Visitors pose for photos in front of China’s pavilion at the Green Zone of the 28th session of the Conference of the Parties to the United Nations Framework Convention on Climate Change (COP28), in Dubai, the United Arab Emirates, Dec. 3, 2023. (Photo/Xinhua)

The effectiveness of global climate governance is partly determined by the capacity for financing all of the actions for dealing with climate change. As one of the world’s largest emerging economies, China has been offering financial assistance to other developing countries, particularly the small island countries, African countries and the least developed countries. In promoting cooperation, China wishes to adhere to the concept that “it is better to teach someone how to fish rather than give them a fish” within the framework of South-South cooperation.

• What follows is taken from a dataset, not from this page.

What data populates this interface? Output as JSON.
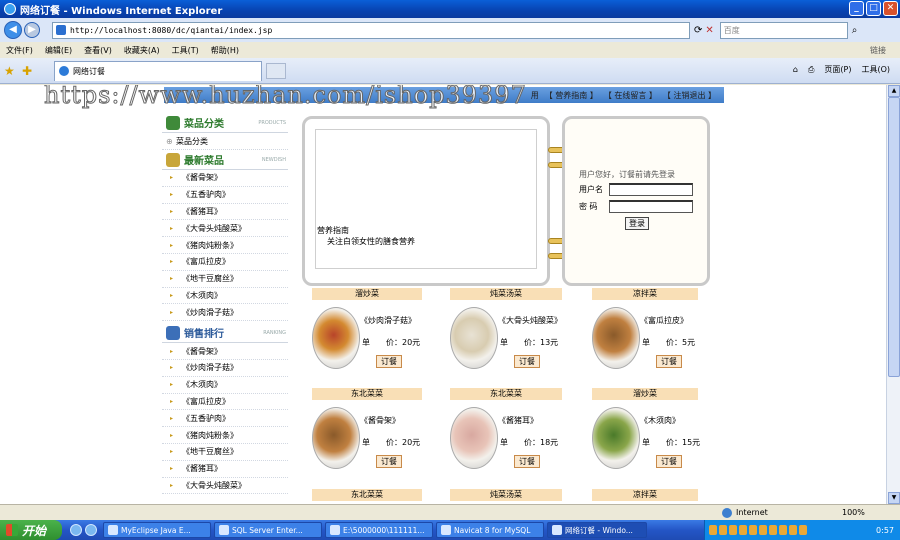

At the 2018 Forum on China-Africa Cooperation, for instance, China pledged to further strengthen cooperation with African countries in the fields of ecological and environmental protection. These include areas such as responding to climate change, using clean energy, preventing and controlling soil desertification and soil erosion, and protecting wild animals and plants, so as to turn China and Africa into a beautiful homeland where man and nature live in harmony.

It is estimated that, from 2011 to 2021, China allocated approximately 1.2 billion yuan for South-South cooperation to strengthen climate change mitigation and adaptation. Moreover, it signed 40 cooperation documents with 35 countries. China’s assistance covers many areas, including launching meteorological satellites, building photovoltaic power generation systems and lighting equipment, manufacturing new energy vehicles, environmental monitoring equipment, clean stoves and other climate change-related goods, and establishing low-carbon demonstration zones. At the same time, around 2,000 officials and technicians from nearly 120 developing countries have visited China for climate change training.

In stark contrast to the United States’ announcement that it would withdraw from the Paris Agreement, Chinese leaders have reiterated China’s global climate governance proposition on numerous occasions, sending powerful signals of determination and courage to the world. Meanwhile, China has also repeatedly called upon the world to strengthen unity and cooperation to deal with climate change and adhere to multilateralism, safeguard the international system and international law.

Global climate governance is a long-term endeavor that will clearly not be completed within the foreseeable future. However, China will continue to contribute toward making it a reality.